* What to work on
Your answer should consist of all lines in the listing that hold the word "background".

* Provided information
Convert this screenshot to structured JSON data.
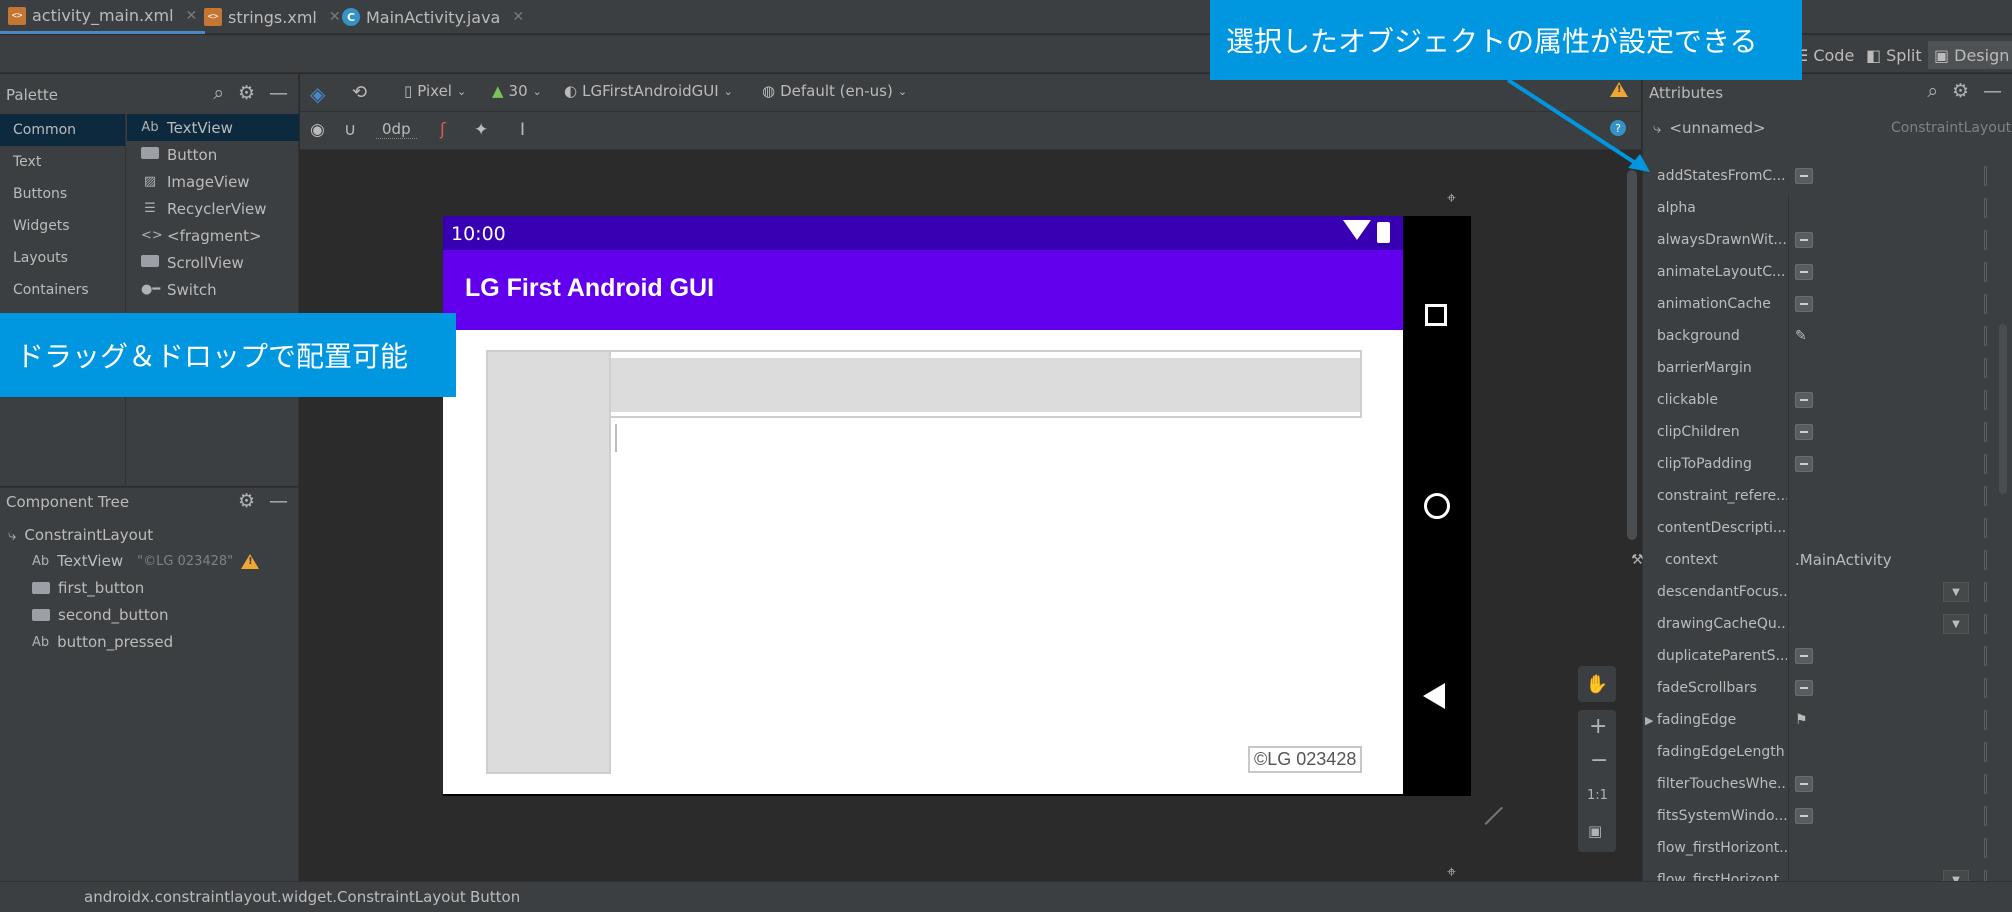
{
  "tabs": [
    {
      "label": "activity_main.xml",
      "icon": "xml-file-icon",
      "active": true
    },
    {
      "label": "strings.xml",
      "icon": "xml-file-icon",
      "active": false
    },
    {
      "label": "MainActivity.java",
      "icon": "java-class-icon",
      "active": false
    }
  ],
  "modes": {
    "code": "Code",
    "split": "Split",
    "design": "Design"
  },
  "palette": {
    "title": "Palette",
    "categories": [
      "Common",
      "Text",
      "Buttons",
      "Widgets",
      "Layouts",
      "Containers"
    ],
    "items": [
      "TextView",
      "Button",
      "ImageView",
      "RecyclerView",
      "<fragment>",
      "ScrollView",
      "Switch"
    ]
  },
  "component_tree": {
    "title": "Component Tree",
    "root": "ConstraintLayout",
    "children": [
      {
        "label": "TextView",
        "hint": "\"©LG 023428\"",
        "icon": "textview-icon",
        "warning": true
      },
      {
        "label": "first_button",
        "icon": "button-icon"
      },
      {
        "label": "second_button",
        "icon": "button-icon"
      },
      {
        "label": "button_pressed",
        "icon": "textview-icon"
      }
    ]
  },
  "design_toolbar": {
    "device": "Pixel",
    "api": "30",
    "theme": "LGFirstAndroidGUI",
    "locale": "Default (en-us)",
    "margin": "0dp"
  },
  "device": {
    "time": "10:00",
    "app_title": "LG First Android GUI",
    "copyright_text": "©LG 023428",
    "status_color": "#3700b3",
    "appbar_color": "#6200ee"
  },
  "attributes": {
    "title": "Attributes",
    "component": "<unnamed>",
    "component_type": "ConstraintLayout",
    "rows": [
      {
        "name": "addStatesFromC...",
        "control": "minus"
      },
      {
        "name": "alpha",
        "control": ""
      },
      {
        "name": "alwaysDrawnWit...",
        "control": "minus"
      },
      {
        "name": "animateLayoutC...",
        "control": "minus"
      },
      {
        "name": "animationCache",
        "control": "minus"
      },
      {
        "name": "background",
        "control": "picker"
      },
      {
        "name": "barrierMargin",
        "control": ""
      },
      {
        "name": "clickable",
        "control": "minus"
      },
      {
        "name": "clipChildren",
        "control": "minus"
      },
      {
        "name": "clipToPadding",
        "control": "minus"
      },
      {
        "name": "constraint_refere...",
        "control": ""
      },
      {
        "name": "contentDescripti...",
        "control": ""
      },
      {
        "name": "context",
        "control": "text",
        "value": ".MainActivity"
      },
      {
        "name": "descendantFocus...",
        "control": "dropdown"
      },
      {
        "name": "drawingCacheQu...",
        "control": "dropdown"
      },
      {
        "name": "duplicateParentS...",
        "control": "minus"
      },
      {
        "name": "fadeScrollbars",
        "control": "minus"
      },
      {
        "name": "fadingEdge",
        "control": "flag"
      },
      {
        "name": "fadingEdgeLength",
        "control": ""
      },
      {
        "name": "filterTouchesWhe...",
        "control": "minus"
      },
      {
        "name": "fitsSystemWindo...",
        "control": "minus"
      },
      {
        "name": "flow_firstHorizont...",
        "control": ""
      },
      {
        "name": "flow_firstHorizont...",
        "control": "dropdown"
      }
    ]
  },
  "breadcrumb": [
    "androidx.constraintlayout.widget.ConstraintLayout",
    "Button"
  ],
  "callouts": {
    "attributes_note": "選択したオブジェクトの属性が設定できる",
    "palette_note": "ドラッグ＆ドロップで配置可能"
  },
  "colors": {
    "accent": "#0097e0",
    "selection": "#0d293e",
    "warning": "#f0a732"
  }
}
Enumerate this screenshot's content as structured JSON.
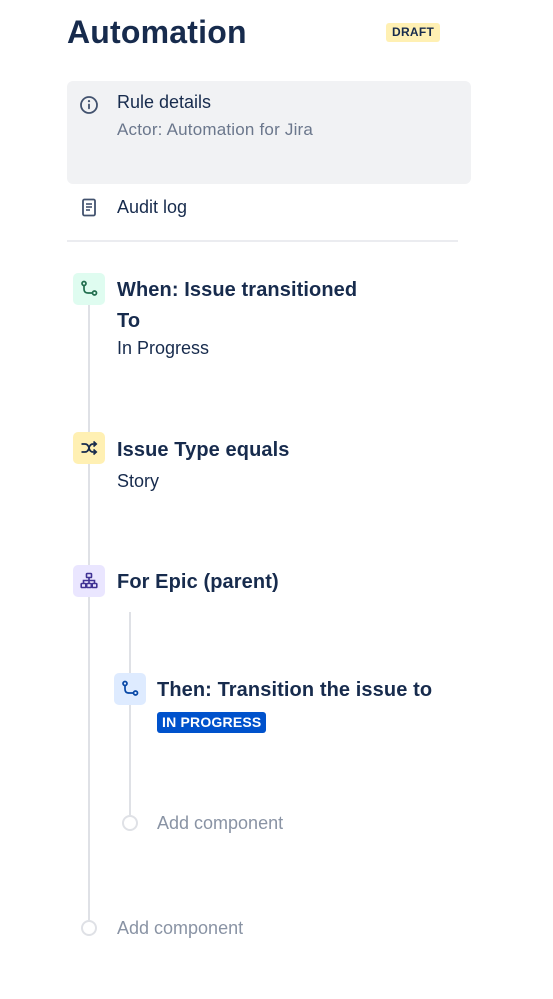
{
  "header": {
    "title": "Automation",
    "badge": "DRAFT"
  },
  "rule_details": {
    "title": "Rule details",
    "actor": "Actor: Automation for Jira",
    "icon": "info-icon"
  },
  "audit_log": {
    "label": "Audit log",
    "icon": "document-icon"
  },
  "components": {
    "trigger": {
      "title_line1": "When: Issue transitioned",
      "title_line2": "To",
      "subtitle": "In Progress",
      "icon": "transition-icon",
      "color": "#dffcf0"
    },
    "condition": {
      "title": "Issue Type equals",
      "subtitle": "Story",
      "icon": "shuffle-icon",
      "color": "#fff0b3"
    },
    "branch": {
      "title": "For Epic (parent)",
      "icon": "hierarchy-icon",
      "color": "#eae6ff"
    },
    "action": {
      "title": "Then: Transition the issue to",
      "status": "IN PROGRESS",
      "icon": "transition-icon",
      "color": "#deebff",
      "status_color": "#0052cc"
    }
  },
  "add_component": {
    "inner_label": "Add component",
    "outer_label": "Add component"
  }
}
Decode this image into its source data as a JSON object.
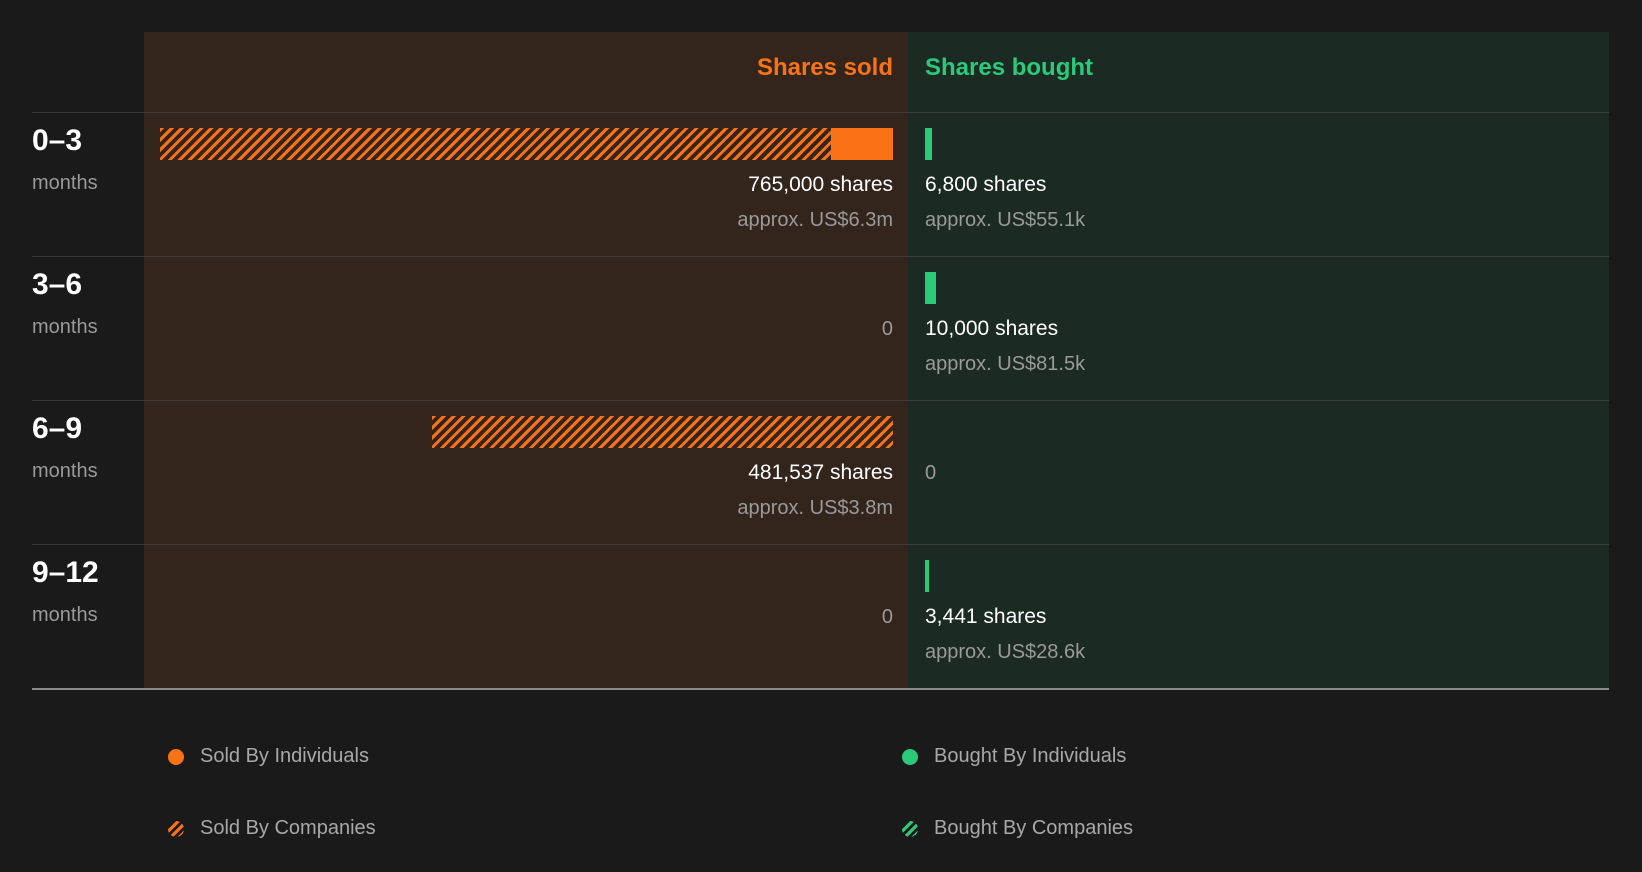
{
  "chart_data": {
    "type": "bar",
    "headers": {
      "sold": "Shares sold",
      "bought": "Shares bought"
    },
    "colors": {
      "sold": "#f97316",
      "bought": "#2bc97a",
      "background": "#1a1a1a"
    },
    "max_shares": 765000,
    "rows": [
      {
        "range": "0–3",
        "unit": "months",
        "sold": {
          "individuals": 65000,
          "companies": 700000,
          "shares_label": "765,000 shares",
          "approx_label": "approx. US$6.3m"
        },
        "bought": {
          "individuals": 6800,
          "companies": 0,
          "shares_label": "6,800 shares",
          "approx_label": "approx. US$55.1k"
        }
      },
      {
        "range": "3–6",
        "unit": "months",
        "sold": {
          "individuals": 0,
          "companies": 0,
          "zero_label": "0"
        },
        "bought": {
          "individuals": 10000,
          "companies": 0,
          "shares_label": "10,000 shares",
          "approx_label": "approx. US$81.5k"
        }
      },
      {
        "range": "6–9",
        "unit": "months",
        "sold": {
          "individuals": 0,
          "companies": 481537,
          "shares_label": "481,537 shares",
          "approx_label": "approx. US$3.8m"
        },
        "bought": {
          "individuals": 0,
          "companies": 0,
          "zero_label": "0"
        }
      },
      {
        "range": "9–12",
        "unit": "months",
        "sold": {
          "individuals": 0,
          "companies": 0,
          "zero_label": "0"
        },
        "bought": {
          "individuals": 3441,
          "companies": 0,
          "shares_label": "3,441 shares",
          "approx_label": "approx. US$28.6k"
        }
      }
    ],
    "legend": [
      {
        "label": "Sold By Individuals",
        "style": "solid",
        "color": "#f97316"
      },
      {
        "label": "Sold By Companies",
        "style": "hatched",
        "color": "#f97316"
      },
      {
        "label": "Bought By Individuals",
        "style": "solid",
        "color": "#2bc97a"
      },
      {
        "label": "Bought By Companies",
        "style": "hatched",
        "color": "#2bc97a"
      }
    ]
  }
}
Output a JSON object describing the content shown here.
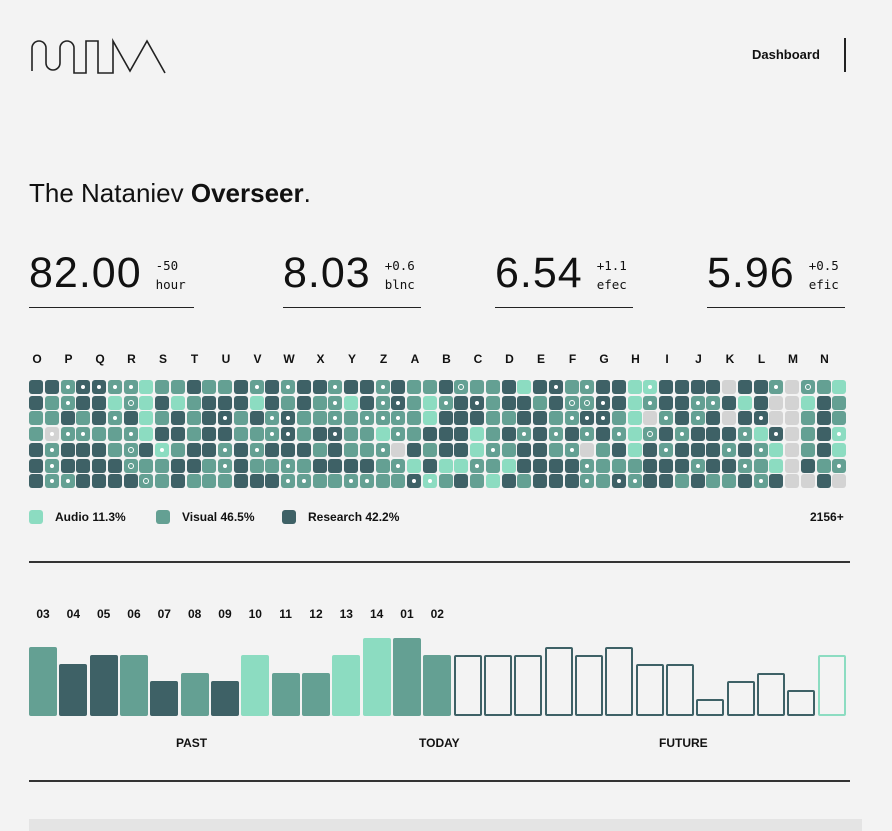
{
  "header": {
    "logo": "NTNV",
    "nav_link": "Dashboard"
  },
  "title": {
    "prefix": "The Nataniev ",
    "bold": "Overseer",
    "suffix": "."
  },
  "stats": [
    {
      "value": "82.00",
      "delta": "-50",
      "unit": "hour"
    },
    {
      "value": "8.03",
      "delta": "+0.6",
      "unit": "blnc"
    },
    {
      "value": "6.54",
      "delta": "+1.1",
      "unit": "efec"
    },
    {
      "value": "5.96",
      "delta": "+0.5",
      "unit": "efic"
    }
  ],
  "colors": {
    "dark": "#3e6166",
    "mid": "#64a093",
    "light": "#8cdcc1",
    "gray": "#d3d3d3",
    "bg": "#f3f3f3"
  },
  "grid": {
    "columns": [
      "O",
      "P",
      "Q",
      "R",
      "S",
      "T",
      "U",
      "V",
      "W",
      "X",
      "Y",
      "Z",
      "A",
      "B",
      "C",
      "D",
      "E",
      "F",
      "G",
      "H",
      "I",
      "J",
      "K",
      "L",
      "M",
      "N"
    ],
    "rows": [
      "ddMDDMMlmmdmmdMdMddMddMdmmdRmmdldDmMddlLddddgddMgRml",
      "dmMddlRldlmdddldmdmMldMDmlMdDmddmdRRDdlMddMMdldggldm",
      "mmdmdMdlmdmdDmdMDmmMmMMMmldddmmddmMDDmlgMdMdgdDggmdm",
      "mGMMmmMlddmddmmMDmdDmmlMmdddlmdMdMdMdMlRdMdddMlDgmdL",
      "dMdddmRdLmddMdMdddmdmmMgdmddlMmddmMgmdldMdddMdMlgmdl",
      "dMddddRmmddmMdmmMmddddmMldllMmlddddMmmmdddMddMmlgdmM",
      "dMMddddRmdmmmdddMMmmMMmmDLmdmldmdddMmDMddmdmmdMdggdg"
    ]
  },
  "legend": [
    {
      "label": "Audio 11.3%",
      "color": "light"
    },
    {
      "label": "Visual 46.5%",
      "color": "mid"
    },
    {
      "label": "Research 42.2%",
      "color": "dark"
    }
  ],
  "total": "2156+",
  "chart_data": {
    "type": "bar",
    "categories": [
      "03",
      "04",
      "05",
      "06",
      "07",
      "08",
      "09",
      "10",
      "11",
      "12",
      "13",
      "14",
      "01",
      "02"
    ],
    "past_values": [
      8,
      6,
      7,
      7,
      4,
      5,
      4,
      7,
      5,
      5,
      7,
      9,
      9,
      7
    ],
    "past_colors": [
      "mid",
      "dark",
      "dark",
      "mid",
      "dark",
      "mid",
      "dark",
      "light",
      "mid",
      "mid",
      "light",
      "light",
      "mid",
      "mid"
    ],
    "future_values": [
      7,
      7,
      7,
      8,
      7,
      8,
      6,
      6,
      2,
      4,
      5,
      3,
      7
    ],
    "future_outline": [
      "dark",
      "dark",
      "dark",
      "dark",
      "dark",
      "dark",
      "dark",
      "dark",
      "dark",
      "dark",
      "dark",
      "dark",
      "light"
    ],
    "period_labels": [
      "PAST",
      "TODAY",
      "FUTURE"
    ],
    "ylim": [
      0,
      9
    ]
  }
}
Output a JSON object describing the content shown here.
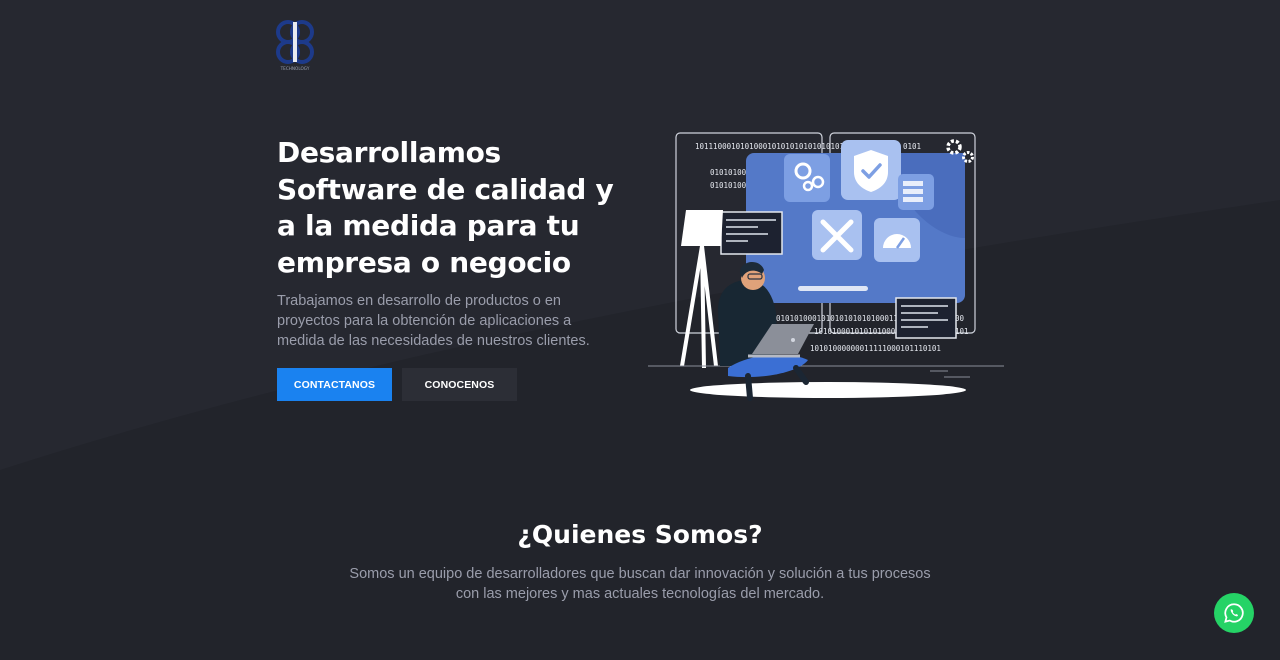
{
  "brand": {
    "logo_text": "TECHNOLOGY"
  },
  "hero": {
    "title": "Desarrollamos Software de calidad y a la medida para tu empresa o negocio",
    "subtitle": "Trabajamos en desarrollo de productos o en proyectos para la obtención de aplicaciones a medida de las necesidades de nuestros clientes.",
    "buttons": {
      "contact": "CONTACTANOS",
      "about": "CONOCENOS"
    }
  },
  "illustration": {
    "binary_lines": [
      "1011100010101000101010101010101010000",
      "010101000",
      "010101000",
      "0001010100010101010101010001111101010",
      "10101000101010100000",
      "10101000000011111000101110101",
      "0101",
      "00",
      "101"
    ]
  },
  "about": {
    "title": "¿Quienes Somos?",
    "text": "Somos un equipo de desarrolladores que buscan dar innovación y solución a tus procesos con las mejores y mas actuales tecnologías del mercado."
  },
  "whatsapp": {
    "icon": "whatsapp-icon"
  },
  "colors": {
    "background": "#22242b",
    "primary_button": "#1a82f0",
    "secondary_button": "#2c2e36",
    "whatsapp": "#25d366",
    "illustration_panel": "#4f77c9"
  }
}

* Task result
        "name": "background",
      "background": "#1a1a1a"
    "background": "#22242b",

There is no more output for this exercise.